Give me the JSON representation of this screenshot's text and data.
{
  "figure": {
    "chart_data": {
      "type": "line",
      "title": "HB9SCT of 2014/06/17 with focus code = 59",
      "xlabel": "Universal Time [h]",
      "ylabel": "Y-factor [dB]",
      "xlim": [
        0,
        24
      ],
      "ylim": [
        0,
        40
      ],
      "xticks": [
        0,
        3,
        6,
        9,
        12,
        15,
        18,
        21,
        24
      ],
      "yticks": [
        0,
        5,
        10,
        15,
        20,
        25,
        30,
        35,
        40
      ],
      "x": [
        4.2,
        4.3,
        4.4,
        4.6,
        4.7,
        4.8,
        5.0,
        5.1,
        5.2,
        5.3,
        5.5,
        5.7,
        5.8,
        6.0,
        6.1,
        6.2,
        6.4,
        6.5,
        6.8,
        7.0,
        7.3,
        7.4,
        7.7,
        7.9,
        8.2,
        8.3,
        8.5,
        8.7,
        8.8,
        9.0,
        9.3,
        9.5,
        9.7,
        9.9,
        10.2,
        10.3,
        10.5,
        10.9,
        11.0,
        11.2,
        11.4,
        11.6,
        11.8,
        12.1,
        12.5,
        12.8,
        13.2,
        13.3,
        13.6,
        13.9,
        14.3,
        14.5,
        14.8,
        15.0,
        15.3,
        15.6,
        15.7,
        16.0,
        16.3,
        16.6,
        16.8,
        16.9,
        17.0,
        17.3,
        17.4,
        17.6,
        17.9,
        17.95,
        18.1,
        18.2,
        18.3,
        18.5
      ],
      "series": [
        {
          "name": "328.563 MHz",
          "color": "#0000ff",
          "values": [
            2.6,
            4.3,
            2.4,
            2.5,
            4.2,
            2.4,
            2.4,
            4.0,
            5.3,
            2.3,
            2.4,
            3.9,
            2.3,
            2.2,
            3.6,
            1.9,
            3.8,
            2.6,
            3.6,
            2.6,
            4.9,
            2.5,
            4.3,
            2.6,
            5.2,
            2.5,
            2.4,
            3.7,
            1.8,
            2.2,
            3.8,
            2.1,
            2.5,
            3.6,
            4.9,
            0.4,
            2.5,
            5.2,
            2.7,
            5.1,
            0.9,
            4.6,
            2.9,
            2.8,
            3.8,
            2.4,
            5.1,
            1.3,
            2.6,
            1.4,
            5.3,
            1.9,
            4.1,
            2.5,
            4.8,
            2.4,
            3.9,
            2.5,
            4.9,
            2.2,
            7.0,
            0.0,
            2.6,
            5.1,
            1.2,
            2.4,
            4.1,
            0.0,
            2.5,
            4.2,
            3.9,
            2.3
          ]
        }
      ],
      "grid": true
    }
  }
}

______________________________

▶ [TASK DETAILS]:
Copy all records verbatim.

▶ [ANSWER]:
Give me the JSON representation of this screenshot's text and data.
{
  "figure": {
    "chart_data": {
      "type": "line",
      "title": "HB9SCT of 2014/06/17 with focus code = 59",
      "xlabel": "Universal Time [h]",
      "ylabel": "Y-factor [dB]",
      "xlim": [
        0,
        24
      ],
      "ylim": [
        0,
        40
      ],
      "xticks": [
        0,
        3,
        6,
        9,
        12,
        15,
        18,
        21,
        24
      ],
      "yticks": [
        0,
        5,
        10,
        15,
        20,
        25,
        30,
        35,
        40
      ],
      "x": [
        4.2,
        4.3,
        4.4,
        4.6,
        4.7,
        4.8,
        5.0,
        5.1,
        5.2,
        5.3,
        5.5,
        5.7,
        5.8,
        6.0,
        6.1,
        6.2,
        6.4,
        6.5,
        6.8,
        7.0,
        7.3,
        7.4,
        7.7,
        7.9,
        8.2,
        8.3,
        8.5,
        8.7,
        8.8,
        9.0,
        9.3,
        9.5,
        9.7,
        9.9,
        10.2,
        10.3,
        10.5,
        10.9,
        11.0,
        11.2,
        11.4,
        11.6,
        11.8,
        12.1,
        12.5,
        12.8,
        13.2,
        13.3,
        13.6,
        13.9,
        14.3,
        14.5,
        14.8,
        15.0,
        15.3,
        15.6,
        15.7,
        16.0,
        16.3,
        16.6,
        16.8,
        16.9,
        17.0,
        17.3,
        17.4,
        17.6,
        17.9,
        17.95,
        18.1,
        18.2,
        18.3,
        18.5
      ],
      "series": [
        {
          "name": "328.563 MHz",
          "color": "#0000ff",
          "values": [
            2.6,
            4.3,
            2.4,
            2.5,
            4.2,
            2.4,
            2.4,
            4.0,
            5.3,
            2.3,
            2.4,
            3.9,
            2.3,
            2.2,
            3.6,
            1.9,
            3.8,
            2.6,
            3.6,
            2.6,
            4.9,
            2.5,
            4.3,
            2.6,
            5.2,
            2.5,
            2.4,
            3.7,
            1.8,
            2.2,
            3.8,
            2.1,
            2.5,
            3.6,
            4.9,
            0.4,
            2.5,
            5.2,
            2.7,
            5.1,
            0.9,
            4.6,
            2.9,
            2.8,
            3.8,
            2.4,
            5.1,
            1.3,
            2.6,
            1.4,
            5.3,
            1.9,
            4.1,
            2.5,
            4.8,
            2.4,
            3.9,
            2.5,
            4.9,
            2.2,
            7.0,
            0.0,
            2.6,
            5.1,
            1.2,
            2.4,
            4.1,
            0.0,
            2.5,
            4.2,
            3.9,
            2.3
          ]
        }
      ],
      "grid": true
    }
  }
}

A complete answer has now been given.